The answer should be a single number: how many lines of the entries below hold the word "heading".

··· Dataset

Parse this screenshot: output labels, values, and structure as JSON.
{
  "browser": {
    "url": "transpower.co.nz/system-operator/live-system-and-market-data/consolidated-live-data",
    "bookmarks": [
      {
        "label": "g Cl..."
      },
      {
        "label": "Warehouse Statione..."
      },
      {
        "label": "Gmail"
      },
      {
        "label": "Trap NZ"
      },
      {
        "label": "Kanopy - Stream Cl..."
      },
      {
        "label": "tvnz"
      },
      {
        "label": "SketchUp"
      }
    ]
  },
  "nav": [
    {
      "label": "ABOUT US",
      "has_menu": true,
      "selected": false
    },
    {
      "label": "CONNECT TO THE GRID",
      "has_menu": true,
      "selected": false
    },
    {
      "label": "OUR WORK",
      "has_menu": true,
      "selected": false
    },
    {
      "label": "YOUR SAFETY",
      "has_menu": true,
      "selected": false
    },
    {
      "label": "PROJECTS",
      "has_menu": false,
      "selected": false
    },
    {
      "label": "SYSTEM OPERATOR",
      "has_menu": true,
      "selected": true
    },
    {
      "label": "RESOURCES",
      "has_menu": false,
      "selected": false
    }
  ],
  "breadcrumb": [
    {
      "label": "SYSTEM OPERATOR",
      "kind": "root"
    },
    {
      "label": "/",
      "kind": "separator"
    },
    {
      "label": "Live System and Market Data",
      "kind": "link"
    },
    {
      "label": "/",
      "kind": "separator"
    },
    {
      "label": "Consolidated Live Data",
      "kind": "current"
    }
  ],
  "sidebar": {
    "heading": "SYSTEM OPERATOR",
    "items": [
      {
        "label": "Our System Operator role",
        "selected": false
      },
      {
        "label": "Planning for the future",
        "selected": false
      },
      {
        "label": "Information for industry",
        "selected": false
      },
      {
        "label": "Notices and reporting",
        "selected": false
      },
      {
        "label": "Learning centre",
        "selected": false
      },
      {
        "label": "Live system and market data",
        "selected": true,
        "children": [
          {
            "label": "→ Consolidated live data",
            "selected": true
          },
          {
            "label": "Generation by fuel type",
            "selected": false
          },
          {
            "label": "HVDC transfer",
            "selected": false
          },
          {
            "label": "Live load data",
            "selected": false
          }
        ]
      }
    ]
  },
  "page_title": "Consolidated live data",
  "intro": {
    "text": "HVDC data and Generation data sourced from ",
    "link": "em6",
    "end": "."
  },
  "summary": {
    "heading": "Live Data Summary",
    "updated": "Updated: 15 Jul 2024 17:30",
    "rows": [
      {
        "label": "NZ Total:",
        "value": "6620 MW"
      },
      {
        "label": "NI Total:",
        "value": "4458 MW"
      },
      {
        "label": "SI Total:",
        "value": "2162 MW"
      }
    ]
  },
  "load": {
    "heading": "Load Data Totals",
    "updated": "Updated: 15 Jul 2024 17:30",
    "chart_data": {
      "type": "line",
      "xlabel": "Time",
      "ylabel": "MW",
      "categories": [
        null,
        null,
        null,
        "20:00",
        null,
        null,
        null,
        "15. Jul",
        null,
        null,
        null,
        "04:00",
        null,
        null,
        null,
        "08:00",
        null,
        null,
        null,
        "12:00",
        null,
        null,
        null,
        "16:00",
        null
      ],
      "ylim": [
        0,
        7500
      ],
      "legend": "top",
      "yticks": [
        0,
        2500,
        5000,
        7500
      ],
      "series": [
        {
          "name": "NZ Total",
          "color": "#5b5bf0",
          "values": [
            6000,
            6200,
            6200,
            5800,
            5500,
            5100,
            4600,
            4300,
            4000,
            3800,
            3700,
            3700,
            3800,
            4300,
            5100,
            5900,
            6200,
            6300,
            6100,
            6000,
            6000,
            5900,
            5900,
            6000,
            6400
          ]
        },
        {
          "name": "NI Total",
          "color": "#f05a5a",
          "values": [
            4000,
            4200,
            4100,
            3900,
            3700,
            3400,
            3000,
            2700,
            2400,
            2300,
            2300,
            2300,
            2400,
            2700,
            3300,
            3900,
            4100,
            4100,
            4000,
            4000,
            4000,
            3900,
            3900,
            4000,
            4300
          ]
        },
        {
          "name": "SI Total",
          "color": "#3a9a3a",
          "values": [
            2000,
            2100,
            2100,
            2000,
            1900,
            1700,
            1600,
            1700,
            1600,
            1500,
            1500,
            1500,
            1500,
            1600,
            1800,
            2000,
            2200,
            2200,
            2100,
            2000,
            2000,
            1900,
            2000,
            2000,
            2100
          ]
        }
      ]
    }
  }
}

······

* **Expected answer**
3